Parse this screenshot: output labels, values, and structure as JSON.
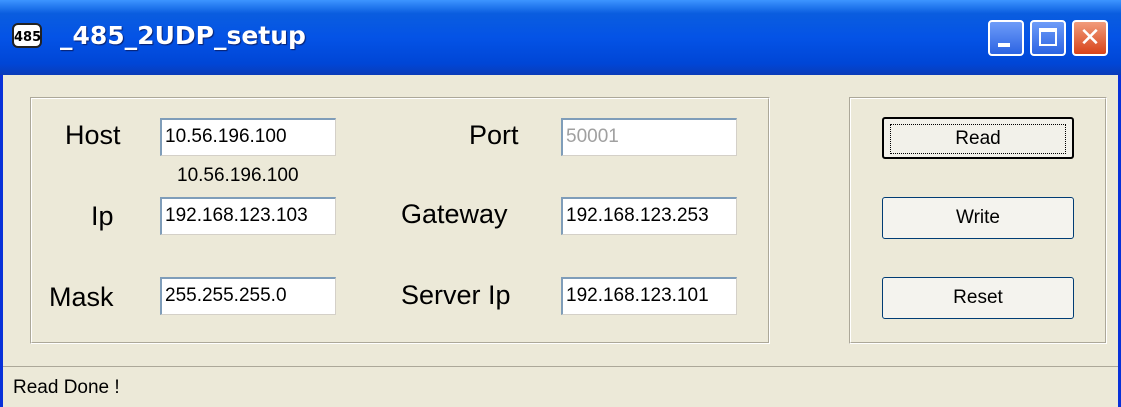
{
  "window": {
    "title": "_485_2UDP_setup",
    "icon_text": "485",
    "icon_name": "app-icon-485",
    "buttons": {
      "minimize": "minimize-icon",
      "maximize": "maximize-icon",
      "close": "close-icon",
      "close_glyph": "✕"
    }
  },
  "form": {
    "host": {
      "label": "Host",
      "value": "10.56.196.100",
      "resolved": "10.56.196.100"
    },
    "port": {
      "label": "Port",
      "value": "50001",
      "disabled": true
    },
    "ip": {
      "label": "Ip",
      "value": "192.168.123.103"
    },
    "gateway": {
      "label": "Gateway",
      "value": "192.168.123.253"
    },
    "mask": {
      "label": "Mask",
      "value": "255.255.255.0"
    },
    "server_ip": {
      "label": "Server Ip",
      "value": "192.168.123.101"
    }
  },
  "actions": {
    "read_label": "Read",
    "write_label": "Write",
    "reset_label": "Reset"
  },
  "status": {
    "text": "Read Done !"
  },
  "colors": {
    "titlebar": "#0453e6",
    "face": "#ece9d8",
    "close_button": "#d8431a"
  }
}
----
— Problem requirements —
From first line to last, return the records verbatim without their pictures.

— Answer box —
Parse this screenshot: output labels, values, and structure as JSON.
{
  "window": {
    "title": "_485_2UDP_setup",
    "icon_text": "485",
    "icon_name": "app-icon-485",
    "buttons": {
      "minimize": "minimize-icon",
      "maximize": "maximize-icon",
      "close": "close-icon",
      "close_glyph": "✕"
    }
  },
  "form": {
    "host": {
      "label": "Host",
      "value": "10.56.196.100",
      "resolved": "10.56.196.100"
    },
    "port": {
      "label": "Port",
      "value": "50001",
      "disabled": true
    },
    "ip": {
      "label": "Ip",
      "value": "192.168.123.103"
    },
    "gateway": {
      "label": "Gateway",
      "value": "192.168.123.253"
    },
    "mask": {
      "label": "Mask",
      "value": "255.255.255.0"
    },
    "server_ip": {
      "label": "Server Ip",
      "value": "192.168.123.101"
    }
  },
  "actions": {
    "read_label": "Read",
    "write_label": "Write",
    "reset_label": "Reset"
  },
  "status": {
    "text": "Read Done !"
  },
  "colors": {
    "titlebar": "#0453e6",
    "face": "#ece9d8",
    "close_button": "#d8431a"
  }
}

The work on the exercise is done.